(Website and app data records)

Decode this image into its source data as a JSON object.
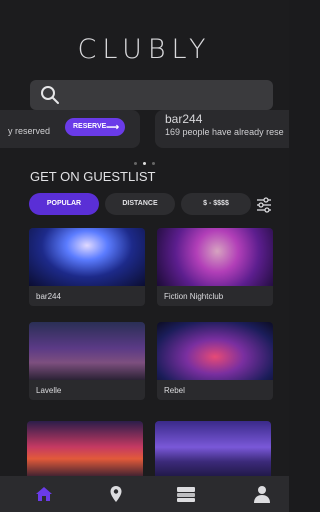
{
  "app": {
    "title": "CLUBLY"
  },
  "search": {
    "placeholder": ""
  },
  "carousel": {
    "left_card_text": "y reserved",
    "reserve_label": "RESERVE",
    "reserve_arrow": "⟶",
    "right_card_name": "bar244",
    "right_card_text": "169 people have already rese"
  },
  "section": {
    "title": "GET ON GUESTLIST"
  },
  "filters": [
    {
      "label": "POPULAR",
      "active": true
    },
    {
      "label": "DISTANCE",
      "active": false
    },
    {
      "label": "$ - $$$$",
      "active": false
    }
  ],
  "venues": [
    {
      "name": "bar244"
    },
    {
      "name": "Fiction Nightclub"
    },
    {
      "name": "Lavelle"
    },
    {
      "name": "Rebel"
    },
    {
      "name": ""
    },
    {
      "name": ""
    }
  ],
  "nav": [
    {
      "icon": "home-icon",
      "active": true
    },
    {
      "icon": "location-pin-icon",
      "active": false
    },
    {
      "icon": "tickets-icon",
      "active": false
    },
    {
      "icon": "profile-icon",
      "active": false
    }
  ],
  "colors": {
    "accent": "#5a2fd6",
    "background": "#1c1c1e",
    "nav_active": "#6a3be8"
  }
}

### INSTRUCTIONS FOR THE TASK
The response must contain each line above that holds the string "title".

### EXPECTED ANSWER
    "title": "CLUBLY"
    "title": "GET ON GUESTLIST"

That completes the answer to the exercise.